Protecting the support industry. Can Japan run out of LNG?

In News by wp_sysadmin


Cost challenges in a US$20/bbl world:  A new approach is needed to ensure supply sector resilience
Wood Mackenzie, May 5, 2020

How will US$20/bbl affect the oil and gas supply chain? It’s going to get tough, very tough. The service sector is already on the ropes but will be first port of call when operators look to save money. IOCs and NOCs need to recognize they’ll want a functioning, reliable service sector when things pick up, as they will. I talked it all through with Andy Tidey, Head of our Performance Improvement team.  Covid-19 has already disrupted the supply chain. The ability of service companies to manufacture and deliver equipment and supply personnel to industry sites is seriously compromised by restrictions on travel and movement of people.


Hidden threat: Japan has only 2-week stockpile of LNG
Suguru Kurimoto, Financial Times, May 5, 2020

The coronavirus outbreak has raised a new risk for Japan: a potential cut-off of its crucial liquefied natural gas supply that would plunge large portions of the country into darkness.  Because LNG is poorly suited for long-term storage, Japan only has a two-week stockpile. Yet the country depends on the fuel for 40 per cent of its electric power generation, and all of the LNG it uses is imported from the Middle East and south-east Asia.

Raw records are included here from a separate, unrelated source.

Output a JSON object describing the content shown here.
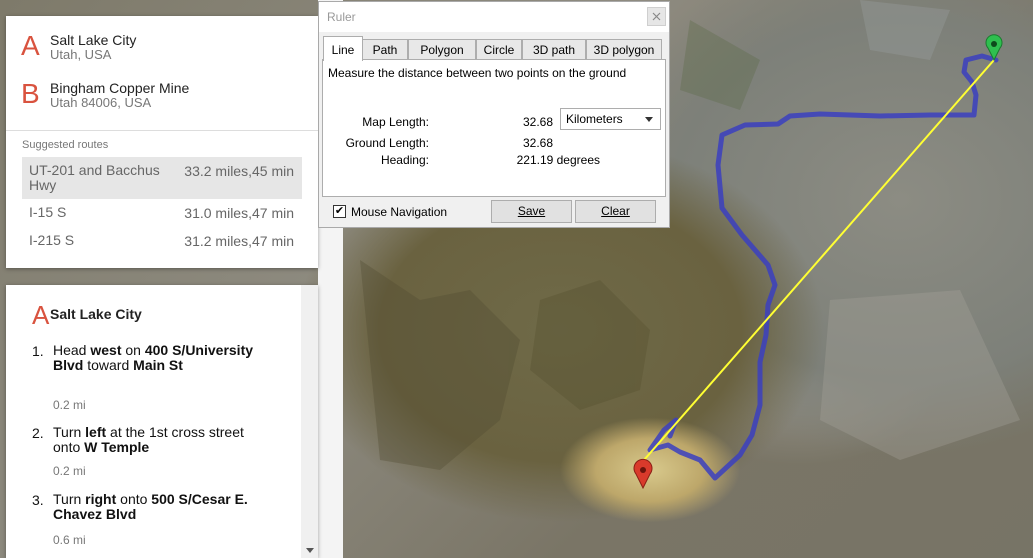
{
  "waypoints": [
    {
      "letter": "A",
      "name": "Salt Lake City",
      "sub": "Utah, USA"
    },
    {
      "letter": "B",
      "name": "Bingham Copper Mine",
      "sub": "Utah 84006, USA"
    }
  ],
  "routes": {
    "title": "Suggested routes",
    "items": [
      {
        "name": "UT-201 and Bacchus Hwy",
        "dist": "33.2 miles,45 min",
        "selected": true
      },
      {
        "name": "I-15 S",
        "dist": "31.0 miles,47 min",
        "selected": false
      },
      {
        "name": "I-215 S",
        "dist": "31.2 miles,47 min",
        "selected": false
      }
    ]
  },
  "directions": {
    "letter": "A",
    "start": "Salt Lake City",
    "steps": [
      {
        "num": "1.",
        "parts": [
          [
            "Head ",
            false
          ],
          [
            "west",
            true
          ],
          [
            " on ",
            false
          ],
          [
            "400 S/University Blvd",
            true
          ],
          [
            " toward ",
            false
          ],
          [
            "Main St",
            true
          ]
        ],
        "dist": "0.2 mi"
      },
      {
        "num": "2.",
        "parts": [
          [
            "Turn ",
            false
          ],
          [
            "left",
            true
          ],
          [
            " at the 1st cross street onto ",
            false
          ],
          [
            "W Temple",
            true
          ]
        ],
        "dist": "0.2 mi"
      },
      {
        "num": "3.",
        "parts": [
          [
            "Turn ",
            false
          ],
          [
            "right",
            true
          ],
          [
            " onto ",
            false
          ],
          [
            "500 S/Cesar E. Chavez Blvd",
            true
          ]
        ],
        "dist": "0.6 mi"
      }
    ]
  },
  "ruler": {
    "title": "Ruler",
    "tabs": [
      "Line",
      "Path",
      "Polygon",
      "Circle",
      "3D path",
      "3D polygon"
    ],
    "active_tab": 0,
    "description": "Measure the distance between two points on the ground",
    "map_length_label": "Map Length:",
    "map_length": "32.68",
    "unit": "Kilometers",
    "ground_length_label": "Ground Length:",
    "ground_length": "32.68",
    "heading_label": "Heading:",
    "heading": "221.19 degrees",
    "mouse_nav_label": "Mouse Navigation",
    "mouse_nav_checked": true,
    "save_label": "Save",
    "clear_label": "Clear"
  },
  "colors": {
    "accent_red": "#d9533f",
    "route_line": "#3b3fbf",
    "ruler_line": "#ffff33",
    "start_pin": "#2fbf4f",
    "end_pin": "#d93a2b"
  },
  "icons": {
    "start_marker": "green-pin-icon",
    "end_marker": "red-pin-icon",
    "close": "close-icon",
    "dropdown": "chevron-down-icon",
    "scroll_down": "scroll-down-arrow-icon"
  }
}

Clean energy progress after the Covid-19 crisis will need reliable supplies of critical minerals
International Energy Administration, May 6, 2020

As the Covid-19 pandemic has pushed many countries into some form of lockdown and hit mining operations across the globe, the risks around clean energy supply chains, including those of minerals, have come into sharper focus. Peru’s copper-mining activities, which are responsible for 12% of global production, ground to a halt because of the country’s confinement measures. South Africa’s lockdown disrupted 75% of the global output of platinum, a key material in many clean energy technologies and emissions control devices, although the country later allowed mines to operate at 50% capacity. Although prices for many important minerals have fallen as global demand has slumped, recent developments have highlighted a number of reasons why the world should not take secure supplies for granted.


From the Washington Examiner, Daily on Energy:

DEMOCRATS SEEK TO BLOCK FOSSIL FUELS FROM PANDEMIC RELIEF: Their effort comes just days after the Trump administration expanded the eligibility for its Main Street loan program in a way that benefits oil companies struggling from cheap prices and low demand.

The bill introduced Tuesday by 30 House members and nine senators would preclude fossil fuel companies from accessing any relief funding administered by the Treasury Department and the Federal Reserve.

The measure, led by California Congresswoman Nanette Diaz Barragan and Oregon Senator Jeff Merkley, also targets several other ways the White House has sought to help oil companies. For example, the bill would block new fossil fuel leases on federal lands during the coronavirus national emergency, restrict the interior secretary’s ability to reduce royalty rates, and cap the Strategic Petroleum Reserve at current levels.


Key Alaska lawmakers disagree on whether Legislature must reconvene to approve CARES Act relief

Anchorage Assembly approves plan to give financial assistance to small businesses and renter